In humans, viewed as a system, walking and running emerge as system behaviors (no subsystem of the human organism itself walks or runs). The energy cost to the system of those locomotor behaviors defines a property of the system applicable to those behaviors. The energy cost owes to the appropriate forces the system must generate to support itself against gravity and to swing the locomoting limbs to achieve forward motion.

Researchers find that the rate at which the system produces those forces — viz., ‘force production’—provides a correlate of the system’s energy cost of locomotion. Thus, if one could develop a mathematical model that predicts force production from readily determined values of variables related to anatomy (e.g., limb length) and motion (e.g., forward speed), that model could then predict the system property of energy cost of bipedal locomotion.

Based on the findings of earlier studies, Harvard anthropologist Herman Pontzer[1] developed a mathematical model — viz., an equation — that justified force production as a function of three variables:

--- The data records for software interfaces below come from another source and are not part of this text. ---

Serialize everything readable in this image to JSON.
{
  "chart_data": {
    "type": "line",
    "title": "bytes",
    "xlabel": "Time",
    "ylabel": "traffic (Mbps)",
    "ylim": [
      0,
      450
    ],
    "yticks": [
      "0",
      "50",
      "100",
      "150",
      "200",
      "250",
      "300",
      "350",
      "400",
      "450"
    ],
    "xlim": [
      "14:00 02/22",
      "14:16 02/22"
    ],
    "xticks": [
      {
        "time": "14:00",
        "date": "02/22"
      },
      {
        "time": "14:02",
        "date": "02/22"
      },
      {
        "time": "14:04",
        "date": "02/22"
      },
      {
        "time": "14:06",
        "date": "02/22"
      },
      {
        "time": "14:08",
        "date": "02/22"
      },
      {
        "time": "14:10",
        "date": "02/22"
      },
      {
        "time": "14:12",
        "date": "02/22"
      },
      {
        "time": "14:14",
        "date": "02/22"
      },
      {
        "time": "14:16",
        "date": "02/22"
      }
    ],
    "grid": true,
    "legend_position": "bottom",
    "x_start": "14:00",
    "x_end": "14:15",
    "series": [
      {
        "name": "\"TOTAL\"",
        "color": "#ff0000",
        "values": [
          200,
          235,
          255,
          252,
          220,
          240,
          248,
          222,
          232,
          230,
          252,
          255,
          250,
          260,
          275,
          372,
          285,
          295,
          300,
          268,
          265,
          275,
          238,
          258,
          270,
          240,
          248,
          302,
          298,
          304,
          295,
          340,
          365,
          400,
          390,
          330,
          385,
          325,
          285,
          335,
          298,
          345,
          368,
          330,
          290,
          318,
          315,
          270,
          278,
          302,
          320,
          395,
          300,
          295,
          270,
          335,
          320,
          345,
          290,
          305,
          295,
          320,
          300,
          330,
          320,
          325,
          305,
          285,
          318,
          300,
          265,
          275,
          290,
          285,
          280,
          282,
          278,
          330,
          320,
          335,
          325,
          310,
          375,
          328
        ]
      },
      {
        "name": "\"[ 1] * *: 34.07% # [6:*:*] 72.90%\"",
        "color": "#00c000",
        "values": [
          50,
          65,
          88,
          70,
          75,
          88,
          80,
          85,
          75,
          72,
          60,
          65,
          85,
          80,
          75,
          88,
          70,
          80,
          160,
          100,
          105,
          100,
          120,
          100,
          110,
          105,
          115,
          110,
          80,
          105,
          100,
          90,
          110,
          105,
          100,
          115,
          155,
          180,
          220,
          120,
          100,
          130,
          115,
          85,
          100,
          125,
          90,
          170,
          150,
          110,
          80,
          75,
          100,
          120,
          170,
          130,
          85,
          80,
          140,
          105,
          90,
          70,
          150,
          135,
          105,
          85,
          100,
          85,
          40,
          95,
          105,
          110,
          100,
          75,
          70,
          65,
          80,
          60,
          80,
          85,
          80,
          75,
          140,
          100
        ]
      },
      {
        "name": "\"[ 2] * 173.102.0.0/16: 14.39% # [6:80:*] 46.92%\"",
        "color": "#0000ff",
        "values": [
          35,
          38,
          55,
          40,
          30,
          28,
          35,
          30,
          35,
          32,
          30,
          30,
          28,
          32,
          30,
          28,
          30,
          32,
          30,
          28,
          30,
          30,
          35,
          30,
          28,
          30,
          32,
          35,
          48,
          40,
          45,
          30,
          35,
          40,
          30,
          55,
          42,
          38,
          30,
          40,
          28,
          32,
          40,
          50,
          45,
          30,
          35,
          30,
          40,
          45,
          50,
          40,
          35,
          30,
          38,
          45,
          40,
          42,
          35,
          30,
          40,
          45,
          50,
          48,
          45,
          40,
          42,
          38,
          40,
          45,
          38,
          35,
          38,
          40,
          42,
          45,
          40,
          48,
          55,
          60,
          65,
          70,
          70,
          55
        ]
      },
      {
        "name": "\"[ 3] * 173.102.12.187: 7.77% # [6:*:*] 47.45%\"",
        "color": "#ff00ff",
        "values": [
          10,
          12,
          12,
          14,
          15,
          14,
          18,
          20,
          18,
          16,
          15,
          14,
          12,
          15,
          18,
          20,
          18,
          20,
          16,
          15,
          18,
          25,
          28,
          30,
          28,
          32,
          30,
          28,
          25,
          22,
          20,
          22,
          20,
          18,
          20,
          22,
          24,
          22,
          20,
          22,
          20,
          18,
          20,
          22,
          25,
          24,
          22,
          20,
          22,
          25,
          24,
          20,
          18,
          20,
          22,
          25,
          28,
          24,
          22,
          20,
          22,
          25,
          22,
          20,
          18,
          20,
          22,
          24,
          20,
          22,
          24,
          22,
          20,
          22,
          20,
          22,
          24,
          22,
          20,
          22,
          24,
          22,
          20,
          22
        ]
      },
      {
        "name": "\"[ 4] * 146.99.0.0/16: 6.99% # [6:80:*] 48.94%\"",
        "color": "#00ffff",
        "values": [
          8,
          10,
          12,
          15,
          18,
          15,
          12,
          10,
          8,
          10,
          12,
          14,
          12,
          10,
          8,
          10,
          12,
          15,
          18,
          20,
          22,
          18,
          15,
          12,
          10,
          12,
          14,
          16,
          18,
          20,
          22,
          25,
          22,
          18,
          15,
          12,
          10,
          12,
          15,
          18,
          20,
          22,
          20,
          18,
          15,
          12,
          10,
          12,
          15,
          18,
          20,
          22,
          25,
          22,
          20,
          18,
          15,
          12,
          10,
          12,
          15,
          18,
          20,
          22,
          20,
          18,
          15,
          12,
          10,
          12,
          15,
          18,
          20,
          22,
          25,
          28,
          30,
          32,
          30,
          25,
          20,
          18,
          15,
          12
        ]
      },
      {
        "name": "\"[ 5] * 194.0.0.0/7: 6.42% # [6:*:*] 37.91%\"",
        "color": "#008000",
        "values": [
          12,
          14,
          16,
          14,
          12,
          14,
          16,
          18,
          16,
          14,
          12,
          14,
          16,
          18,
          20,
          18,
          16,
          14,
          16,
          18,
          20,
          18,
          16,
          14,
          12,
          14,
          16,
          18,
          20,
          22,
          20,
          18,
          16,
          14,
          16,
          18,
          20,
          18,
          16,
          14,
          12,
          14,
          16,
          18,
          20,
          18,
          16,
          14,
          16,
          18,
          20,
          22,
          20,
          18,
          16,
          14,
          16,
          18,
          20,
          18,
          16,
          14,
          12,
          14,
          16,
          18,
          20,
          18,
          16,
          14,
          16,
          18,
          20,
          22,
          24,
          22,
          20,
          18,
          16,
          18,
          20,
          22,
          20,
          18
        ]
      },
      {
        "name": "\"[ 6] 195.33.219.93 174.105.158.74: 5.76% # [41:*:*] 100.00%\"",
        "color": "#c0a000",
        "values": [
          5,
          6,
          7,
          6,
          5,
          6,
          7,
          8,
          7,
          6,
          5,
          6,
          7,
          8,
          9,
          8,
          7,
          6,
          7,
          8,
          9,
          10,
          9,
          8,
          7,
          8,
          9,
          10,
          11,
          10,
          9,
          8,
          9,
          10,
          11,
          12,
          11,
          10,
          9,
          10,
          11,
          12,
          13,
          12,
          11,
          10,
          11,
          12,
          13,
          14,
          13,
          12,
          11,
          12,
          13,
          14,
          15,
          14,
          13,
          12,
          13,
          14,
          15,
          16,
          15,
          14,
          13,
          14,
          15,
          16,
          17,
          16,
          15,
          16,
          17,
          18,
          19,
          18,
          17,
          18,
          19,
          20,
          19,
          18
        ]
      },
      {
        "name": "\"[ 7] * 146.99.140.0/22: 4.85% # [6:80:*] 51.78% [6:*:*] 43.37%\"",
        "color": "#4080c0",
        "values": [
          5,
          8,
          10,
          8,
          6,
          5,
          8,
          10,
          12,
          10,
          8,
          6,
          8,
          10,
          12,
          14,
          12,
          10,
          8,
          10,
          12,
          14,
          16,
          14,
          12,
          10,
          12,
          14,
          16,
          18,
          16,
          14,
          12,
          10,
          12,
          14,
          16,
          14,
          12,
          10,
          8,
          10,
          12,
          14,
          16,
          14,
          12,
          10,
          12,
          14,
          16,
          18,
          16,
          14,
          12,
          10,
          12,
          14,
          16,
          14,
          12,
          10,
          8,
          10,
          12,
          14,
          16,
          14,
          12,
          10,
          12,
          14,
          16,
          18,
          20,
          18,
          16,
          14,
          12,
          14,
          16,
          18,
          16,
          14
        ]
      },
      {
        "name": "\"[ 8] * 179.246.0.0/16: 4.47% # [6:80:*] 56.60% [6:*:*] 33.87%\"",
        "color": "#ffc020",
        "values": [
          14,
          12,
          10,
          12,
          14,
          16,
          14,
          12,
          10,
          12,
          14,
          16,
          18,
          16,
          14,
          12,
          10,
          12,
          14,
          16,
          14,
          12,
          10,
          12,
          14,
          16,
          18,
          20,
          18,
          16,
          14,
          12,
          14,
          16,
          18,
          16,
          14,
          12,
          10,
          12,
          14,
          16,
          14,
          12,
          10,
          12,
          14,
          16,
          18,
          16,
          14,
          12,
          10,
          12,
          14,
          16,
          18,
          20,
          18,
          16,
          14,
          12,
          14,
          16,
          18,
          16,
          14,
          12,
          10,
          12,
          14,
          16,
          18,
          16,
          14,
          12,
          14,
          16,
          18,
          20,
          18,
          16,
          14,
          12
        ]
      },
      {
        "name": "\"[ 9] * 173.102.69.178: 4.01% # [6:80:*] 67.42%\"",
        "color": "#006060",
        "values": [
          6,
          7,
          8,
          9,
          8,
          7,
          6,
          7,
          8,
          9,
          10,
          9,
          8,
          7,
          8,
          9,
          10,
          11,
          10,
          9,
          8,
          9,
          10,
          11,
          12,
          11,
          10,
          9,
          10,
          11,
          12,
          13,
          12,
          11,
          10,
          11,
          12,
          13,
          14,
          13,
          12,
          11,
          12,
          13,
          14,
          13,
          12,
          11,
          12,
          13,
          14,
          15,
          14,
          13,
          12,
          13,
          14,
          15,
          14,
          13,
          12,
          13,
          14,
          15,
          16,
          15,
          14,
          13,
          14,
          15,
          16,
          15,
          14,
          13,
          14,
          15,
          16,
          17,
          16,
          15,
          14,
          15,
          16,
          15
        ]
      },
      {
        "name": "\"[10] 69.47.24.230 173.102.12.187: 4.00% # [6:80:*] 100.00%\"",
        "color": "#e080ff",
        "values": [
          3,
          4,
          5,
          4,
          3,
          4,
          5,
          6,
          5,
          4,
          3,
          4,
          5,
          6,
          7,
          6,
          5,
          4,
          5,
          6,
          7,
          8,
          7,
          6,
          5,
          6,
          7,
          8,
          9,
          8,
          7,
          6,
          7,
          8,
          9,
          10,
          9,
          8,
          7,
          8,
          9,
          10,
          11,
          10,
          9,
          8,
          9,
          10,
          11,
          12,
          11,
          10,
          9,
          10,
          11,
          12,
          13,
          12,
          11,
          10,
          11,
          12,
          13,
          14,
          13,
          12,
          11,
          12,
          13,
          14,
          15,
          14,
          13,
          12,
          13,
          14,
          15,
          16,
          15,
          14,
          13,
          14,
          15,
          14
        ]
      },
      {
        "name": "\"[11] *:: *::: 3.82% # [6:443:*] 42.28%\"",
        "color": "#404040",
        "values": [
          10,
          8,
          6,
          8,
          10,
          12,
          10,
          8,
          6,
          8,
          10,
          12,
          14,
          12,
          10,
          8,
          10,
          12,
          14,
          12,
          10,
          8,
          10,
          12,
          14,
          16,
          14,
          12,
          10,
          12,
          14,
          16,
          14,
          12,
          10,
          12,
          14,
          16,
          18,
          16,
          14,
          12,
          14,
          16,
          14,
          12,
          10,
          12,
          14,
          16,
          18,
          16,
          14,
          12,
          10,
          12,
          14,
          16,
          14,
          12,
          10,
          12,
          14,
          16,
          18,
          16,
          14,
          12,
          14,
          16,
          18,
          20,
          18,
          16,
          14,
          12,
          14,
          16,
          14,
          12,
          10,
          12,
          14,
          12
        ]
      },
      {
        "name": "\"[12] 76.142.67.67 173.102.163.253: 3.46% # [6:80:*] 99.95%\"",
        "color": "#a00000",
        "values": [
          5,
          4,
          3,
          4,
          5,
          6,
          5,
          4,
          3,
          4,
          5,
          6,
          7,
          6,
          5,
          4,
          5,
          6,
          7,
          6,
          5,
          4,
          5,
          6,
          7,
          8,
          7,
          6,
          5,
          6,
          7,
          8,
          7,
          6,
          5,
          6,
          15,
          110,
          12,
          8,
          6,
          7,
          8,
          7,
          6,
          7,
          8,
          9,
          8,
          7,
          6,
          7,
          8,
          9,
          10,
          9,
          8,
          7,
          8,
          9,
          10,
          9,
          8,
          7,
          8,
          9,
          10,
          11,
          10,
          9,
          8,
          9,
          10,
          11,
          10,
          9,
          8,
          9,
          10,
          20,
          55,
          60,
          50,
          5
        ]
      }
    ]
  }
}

  • the rate of muscular force production in the vertical direction
  • the rate of muscular force production in the horizontal direction
  • the rate of muscular force production required to swing the limbs.

From empirical data, knowledge of trigonometry and physics (force mechanics) and of muscle physiology, Pontzer identified the measureable anatomical and motor variables that allowed estimation of those required three force variables. They were length and proportion of limbs, speed, frequency of stride, and angle of excursion. Following earlier studies that linked force production with cost of locomotion, he generated the model — the equation — that he hoped would predict the latter from the former. He found that the model (equation) well predicted the observed cost of locomotion. It appears that the length of the transporting limbs (hip height) inversely inversely predicted energy cost, and that body mass has no independent effect on locomotor cost.

Subsequently, Professor Pontzer tested the model in quadrupeds as well as humans.[2] The model proved superior to previous models and confirmed the predictive ability of considering the proposed anatomical variables in estimating the rate of force production and energy cost of locomotion.

With the development of quadruped and biped robots for human service, Professor Pontzer's model might help make decisions on energy-cost-effective robot locomotor anatomy and dynamics.

  1. Pontzer H (2005) A new model predicting locomotor cost from limb length via force production. J Exp Biol 208:1513-24
  2. Pontzer H (2007) Predicting the energy cost of terrestrial locomotion: a test of the LiMb model in humans and quadrupeds. J Exp Biol 210:484-94 PMID 17234618